Slice your bread into 1 inch slices.

Grill or broil the bread on both sides.

While hot, rub each slice on one side with the cut side of a garlic clove.

Drizzle the olive oil from the pan of Long cooked Broccoli over the slices and then layered the toasts with buttery avocado slices, doused them with olive oil from the long cooked Broccoli and them with a sprinkling of sea salt and crushed red pepper flakes. Now add a few pieces of the broccoli on top of avocados.

Long Cooked Broccoli

Cooking Broccoli this way makes the broccoli tender, buttery and flavorful.

This can be served as a side dish, on top of a pizza, or ground into a pesto and served over pasta or crostini.

Serves 4-6

  • 2 ½ pounds broccoli
  • 1 large Spanish onion, thinly sliced in half moons
  • ½ cup thinly sliced garlic cloves
  • 1 dried arbol
  • 1 ½ cups extra virgin olive oil
  • 1 tablespoons sea salt
  • ½ teaspoon of ground black pepper

Trim off and discard the tough ends of broccoli. Cut off the heads and separate the heads into roughly 2-inch pieces. Peel the broccoli stems with a vegetable peeler or sharp knife, discard peelings and slice stems lengthwise into ½-inch – wide batonettes

Combine onion, garlic chile, and ¼ cup olive oil in a large sauté pan over medium heat; season with salt and pepper and sauté until onion begins to soften, 4 to 5 minutes. Add broccoli stems and sauté for 2-3 minutes to soften them slightly. Add the broccoli heads and ¾ cup of remaining olive oil and cook for 2-3 minutes, stirring to prevent the broccoli from sticking to the pan add the remaining ½ cup olive oil. Stir occasionally, but not vigorously that the broccoli heads fall apart, until broccoli is very tender but still holding shape, 45 minutes to 1 hour. Taste for seasoning add more salt if needed. Carefully lift broccoli out of the olive oil and transfer it to a platter and serve. Reserve oil to make the dish a second time or use it to sauté or drizzle over vegetables.

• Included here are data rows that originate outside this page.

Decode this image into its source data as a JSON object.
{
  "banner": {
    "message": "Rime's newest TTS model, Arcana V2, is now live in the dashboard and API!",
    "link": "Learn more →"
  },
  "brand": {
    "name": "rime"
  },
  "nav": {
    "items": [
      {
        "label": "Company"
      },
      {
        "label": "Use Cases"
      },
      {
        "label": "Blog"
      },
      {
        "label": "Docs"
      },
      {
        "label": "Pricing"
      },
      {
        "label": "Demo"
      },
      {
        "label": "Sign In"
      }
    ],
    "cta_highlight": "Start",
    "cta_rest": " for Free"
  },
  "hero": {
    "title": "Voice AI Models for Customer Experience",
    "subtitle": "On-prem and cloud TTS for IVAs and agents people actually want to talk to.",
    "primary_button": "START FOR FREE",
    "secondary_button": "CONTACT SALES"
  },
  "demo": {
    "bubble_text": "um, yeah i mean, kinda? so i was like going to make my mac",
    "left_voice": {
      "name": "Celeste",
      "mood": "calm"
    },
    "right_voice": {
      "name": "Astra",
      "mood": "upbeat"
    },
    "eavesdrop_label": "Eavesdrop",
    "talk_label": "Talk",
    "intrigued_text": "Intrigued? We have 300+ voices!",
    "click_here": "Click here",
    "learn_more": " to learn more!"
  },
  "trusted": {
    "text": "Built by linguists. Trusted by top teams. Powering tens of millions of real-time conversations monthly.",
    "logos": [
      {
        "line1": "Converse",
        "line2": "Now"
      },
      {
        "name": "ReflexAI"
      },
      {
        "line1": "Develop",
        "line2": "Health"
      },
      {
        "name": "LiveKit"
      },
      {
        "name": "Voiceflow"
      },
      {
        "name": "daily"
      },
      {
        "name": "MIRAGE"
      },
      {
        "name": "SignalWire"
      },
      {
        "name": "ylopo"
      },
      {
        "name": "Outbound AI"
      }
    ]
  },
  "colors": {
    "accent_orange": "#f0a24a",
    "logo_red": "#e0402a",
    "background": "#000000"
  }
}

Bon Appetit magazine and Nancy sliverton Mozza Cookbook